Element data from apps and pages:
▼

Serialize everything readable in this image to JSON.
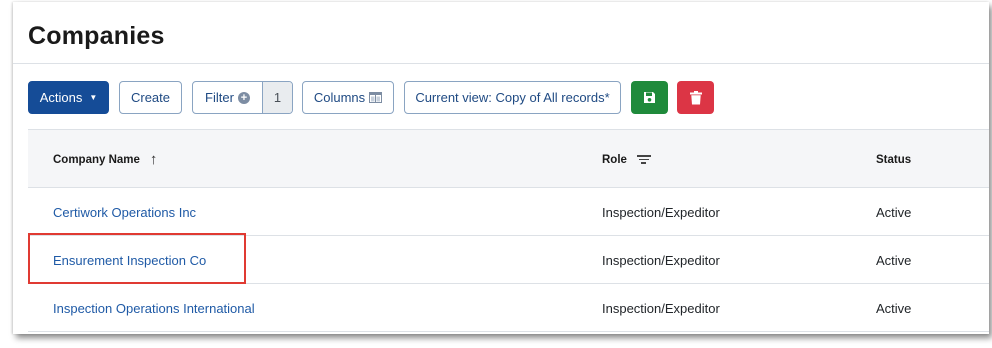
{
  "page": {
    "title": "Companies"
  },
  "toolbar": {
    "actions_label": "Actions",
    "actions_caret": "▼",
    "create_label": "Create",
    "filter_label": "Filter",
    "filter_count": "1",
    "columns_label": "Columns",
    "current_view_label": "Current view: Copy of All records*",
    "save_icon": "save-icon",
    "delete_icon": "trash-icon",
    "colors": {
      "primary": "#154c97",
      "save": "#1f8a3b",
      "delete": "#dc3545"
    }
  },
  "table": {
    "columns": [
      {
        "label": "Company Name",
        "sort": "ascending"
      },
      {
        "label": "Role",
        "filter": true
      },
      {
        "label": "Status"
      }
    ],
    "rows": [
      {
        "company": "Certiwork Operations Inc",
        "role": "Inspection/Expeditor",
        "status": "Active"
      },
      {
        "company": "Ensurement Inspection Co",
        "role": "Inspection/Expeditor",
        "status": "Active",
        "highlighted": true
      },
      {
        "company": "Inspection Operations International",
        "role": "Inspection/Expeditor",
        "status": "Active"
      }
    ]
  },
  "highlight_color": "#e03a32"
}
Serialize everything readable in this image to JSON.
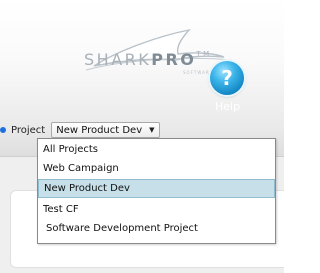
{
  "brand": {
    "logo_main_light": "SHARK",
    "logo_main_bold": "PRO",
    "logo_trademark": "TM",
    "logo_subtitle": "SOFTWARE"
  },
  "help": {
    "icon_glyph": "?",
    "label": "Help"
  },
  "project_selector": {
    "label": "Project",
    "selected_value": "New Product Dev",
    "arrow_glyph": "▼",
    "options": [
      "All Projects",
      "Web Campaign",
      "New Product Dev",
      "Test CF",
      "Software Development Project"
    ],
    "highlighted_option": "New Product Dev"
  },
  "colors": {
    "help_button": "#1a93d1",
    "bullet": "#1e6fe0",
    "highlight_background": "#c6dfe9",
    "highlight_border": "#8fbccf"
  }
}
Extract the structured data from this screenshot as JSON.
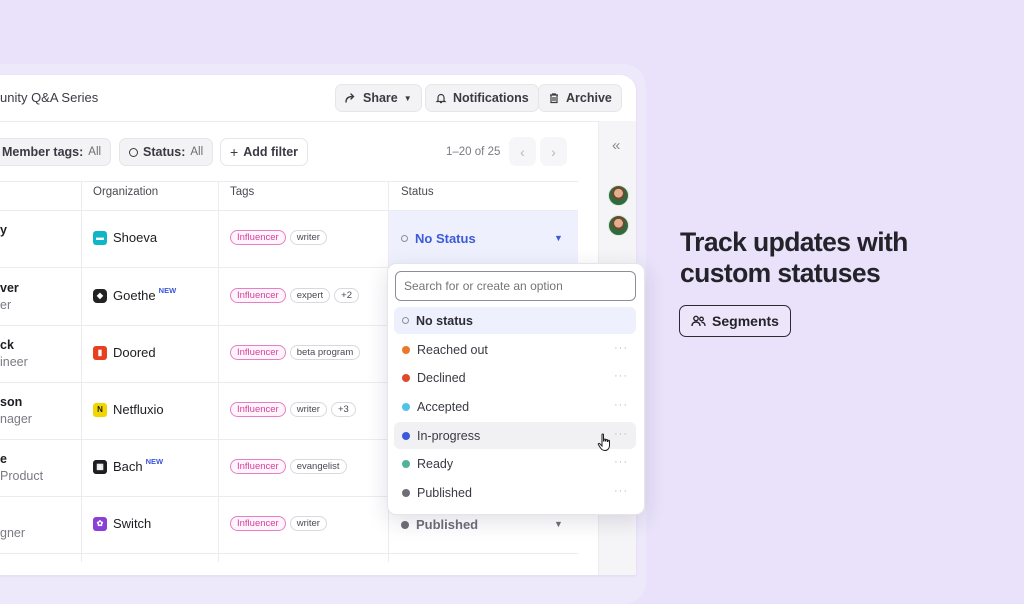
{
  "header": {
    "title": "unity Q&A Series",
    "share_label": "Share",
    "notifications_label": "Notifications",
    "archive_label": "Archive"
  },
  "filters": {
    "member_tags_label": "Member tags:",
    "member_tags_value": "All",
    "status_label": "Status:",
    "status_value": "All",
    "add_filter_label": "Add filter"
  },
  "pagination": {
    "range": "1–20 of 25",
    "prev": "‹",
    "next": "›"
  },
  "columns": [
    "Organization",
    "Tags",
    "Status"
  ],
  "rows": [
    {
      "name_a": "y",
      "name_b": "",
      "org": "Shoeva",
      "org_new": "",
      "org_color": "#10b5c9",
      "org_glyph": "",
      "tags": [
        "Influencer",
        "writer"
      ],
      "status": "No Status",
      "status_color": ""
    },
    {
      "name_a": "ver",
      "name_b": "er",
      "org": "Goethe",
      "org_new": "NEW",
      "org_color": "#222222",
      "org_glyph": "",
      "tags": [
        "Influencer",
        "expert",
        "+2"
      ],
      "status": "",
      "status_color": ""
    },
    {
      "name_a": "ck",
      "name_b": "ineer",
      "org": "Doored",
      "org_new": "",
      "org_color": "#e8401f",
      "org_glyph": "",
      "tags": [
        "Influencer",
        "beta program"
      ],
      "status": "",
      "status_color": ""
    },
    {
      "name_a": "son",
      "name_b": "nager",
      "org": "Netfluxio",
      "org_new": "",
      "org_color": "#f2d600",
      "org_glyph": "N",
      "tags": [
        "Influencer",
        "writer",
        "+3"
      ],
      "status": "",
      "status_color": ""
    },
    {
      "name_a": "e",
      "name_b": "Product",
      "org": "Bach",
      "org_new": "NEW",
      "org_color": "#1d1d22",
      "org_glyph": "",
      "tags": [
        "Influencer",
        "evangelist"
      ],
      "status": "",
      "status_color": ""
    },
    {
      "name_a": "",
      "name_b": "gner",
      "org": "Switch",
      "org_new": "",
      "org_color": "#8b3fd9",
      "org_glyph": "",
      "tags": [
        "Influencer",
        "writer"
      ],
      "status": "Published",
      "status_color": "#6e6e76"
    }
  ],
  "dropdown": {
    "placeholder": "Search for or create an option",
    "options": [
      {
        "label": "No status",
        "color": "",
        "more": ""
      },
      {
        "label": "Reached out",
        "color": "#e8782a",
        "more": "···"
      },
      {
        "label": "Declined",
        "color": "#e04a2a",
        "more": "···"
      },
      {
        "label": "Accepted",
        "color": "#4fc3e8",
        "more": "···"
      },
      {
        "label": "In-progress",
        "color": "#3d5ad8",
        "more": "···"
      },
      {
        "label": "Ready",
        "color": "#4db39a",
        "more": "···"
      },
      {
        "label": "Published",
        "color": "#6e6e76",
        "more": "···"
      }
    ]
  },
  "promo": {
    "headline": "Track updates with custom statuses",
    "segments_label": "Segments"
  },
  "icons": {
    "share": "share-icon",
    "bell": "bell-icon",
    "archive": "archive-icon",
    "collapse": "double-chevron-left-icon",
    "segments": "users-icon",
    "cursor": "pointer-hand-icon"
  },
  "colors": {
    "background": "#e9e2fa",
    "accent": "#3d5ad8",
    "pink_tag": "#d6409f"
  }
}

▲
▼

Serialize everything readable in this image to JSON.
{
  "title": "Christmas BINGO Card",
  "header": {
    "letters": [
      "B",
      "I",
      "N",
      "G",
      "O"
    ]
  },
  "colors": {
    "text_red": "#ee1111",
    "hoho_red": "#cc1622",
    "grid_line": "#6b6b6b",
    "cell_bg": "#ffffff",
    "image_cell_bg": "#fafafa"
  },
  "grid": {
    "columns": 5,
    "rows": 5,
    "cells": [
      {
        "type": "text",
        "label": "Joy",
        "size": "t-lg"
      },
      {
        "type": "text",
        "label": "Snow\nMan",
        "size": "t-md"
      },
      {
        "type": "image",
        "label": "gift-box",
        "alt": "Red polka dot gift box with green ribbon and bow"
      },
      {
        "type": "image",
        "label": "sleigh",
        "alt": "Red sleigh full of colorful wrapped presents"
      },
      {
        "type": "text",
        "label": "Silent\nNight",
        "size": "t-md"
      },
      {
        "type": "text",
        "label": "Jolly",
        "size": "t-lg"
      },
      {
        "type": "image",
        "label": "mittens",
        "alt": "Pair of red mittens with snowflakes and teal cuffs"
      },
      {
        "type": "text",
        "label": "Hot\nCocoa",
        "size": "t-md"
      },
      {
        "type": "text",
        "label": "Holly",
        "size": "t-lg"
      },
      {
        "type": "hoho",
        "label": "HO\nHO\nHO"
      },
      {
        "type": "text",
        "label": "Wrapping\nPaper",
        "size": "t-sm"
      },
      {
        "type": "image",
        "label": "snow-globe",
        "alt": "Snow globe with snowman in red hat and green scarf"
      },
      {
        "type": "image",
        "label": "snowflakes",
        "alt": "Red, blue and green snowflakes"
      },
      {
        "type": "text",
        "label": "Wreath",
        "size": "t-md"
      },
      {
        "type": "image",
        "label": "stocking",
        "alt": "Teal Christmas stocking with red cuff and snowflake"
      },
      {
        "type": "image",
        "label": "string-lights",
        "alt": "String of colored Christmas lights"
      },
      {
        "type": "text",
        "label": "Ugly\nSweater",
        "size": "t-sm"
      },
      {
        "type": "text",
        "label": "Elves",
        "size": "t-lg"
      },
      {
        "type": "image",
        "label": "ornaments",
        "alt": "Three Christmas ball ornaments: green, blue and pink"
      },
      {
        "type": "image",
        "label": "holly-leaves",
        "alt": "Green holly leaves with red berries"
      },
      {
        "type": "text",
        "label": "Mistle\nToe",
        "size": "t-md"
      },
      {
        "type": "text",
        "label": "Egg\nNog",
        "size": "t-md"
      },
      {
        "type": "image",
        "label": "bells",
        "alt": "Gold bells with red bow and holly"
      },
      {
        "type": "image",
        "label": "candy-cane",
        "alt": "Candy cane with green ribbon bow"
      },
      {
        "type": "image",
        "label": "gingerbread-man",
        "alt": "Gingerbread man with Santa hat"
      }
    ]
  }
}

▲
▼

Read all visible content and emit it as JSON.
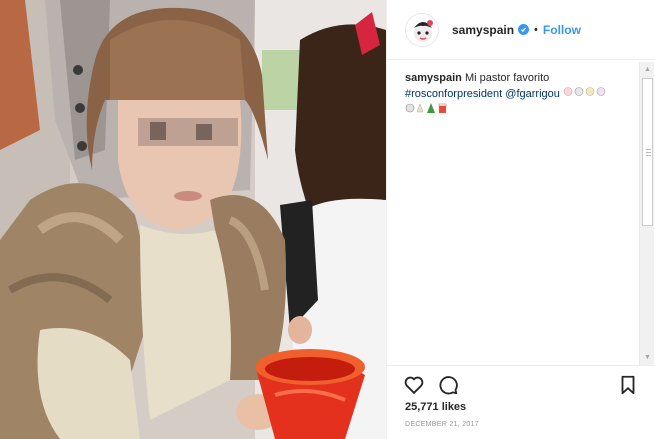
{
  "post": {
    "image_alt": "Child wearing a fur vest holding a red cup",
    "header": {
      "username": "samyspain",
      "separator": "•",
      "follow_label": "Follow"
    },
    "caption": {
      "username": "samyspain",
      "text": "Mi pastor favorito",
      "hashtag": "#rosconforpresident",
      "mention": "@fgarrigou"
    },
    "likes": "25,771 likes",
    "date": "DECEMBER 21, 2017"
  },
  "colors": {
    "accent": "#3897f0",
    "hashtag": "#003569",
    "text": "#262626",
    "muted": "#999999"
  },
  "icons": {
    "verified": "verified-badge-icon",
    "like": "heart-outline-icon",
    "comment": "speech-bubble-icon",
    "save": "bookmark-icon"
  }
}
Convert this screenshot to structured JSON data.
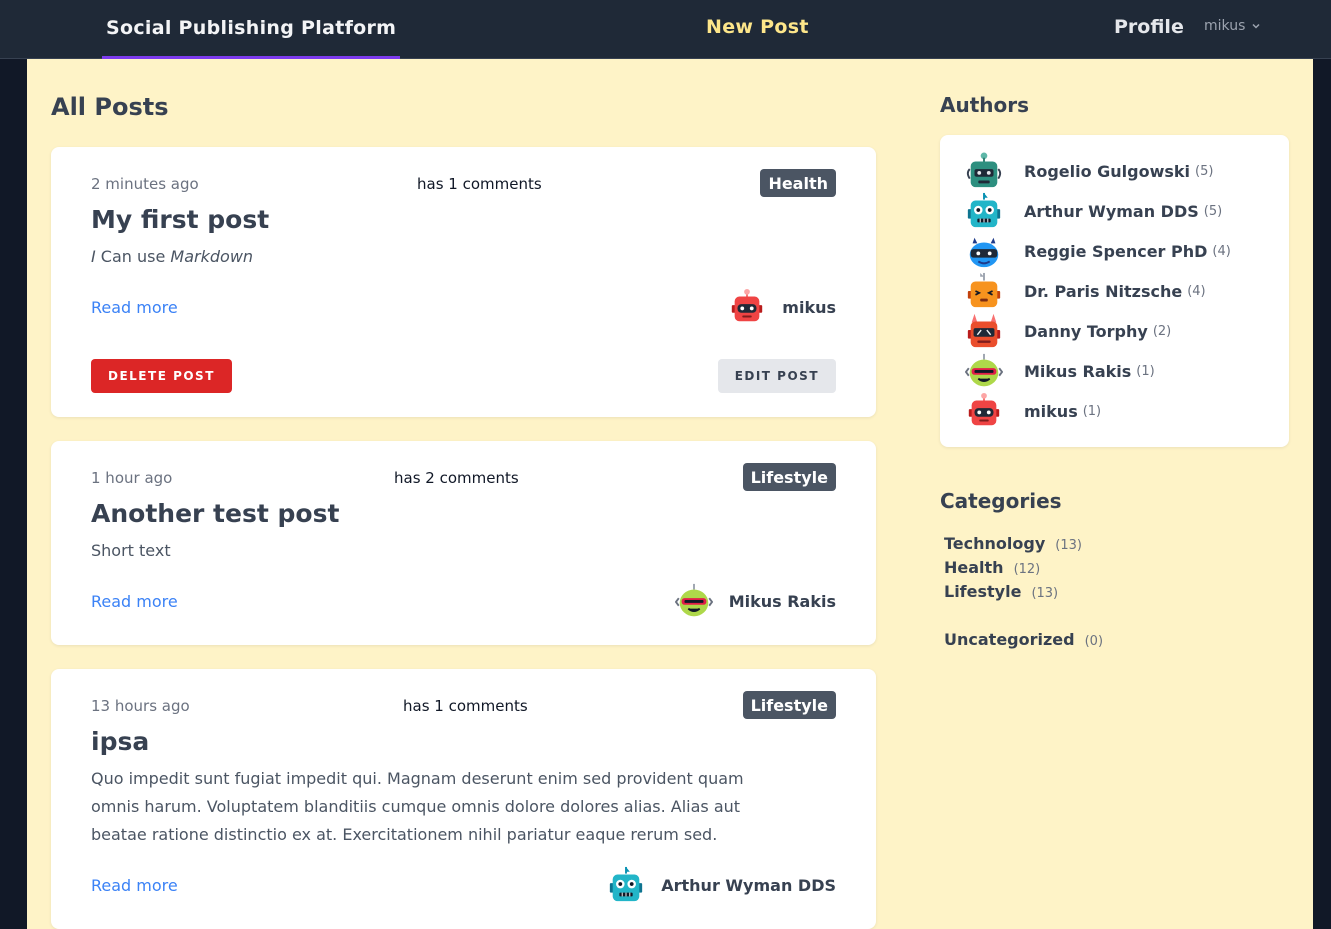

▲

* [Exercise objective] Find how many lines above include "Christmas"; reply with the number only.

* [Task answer] 4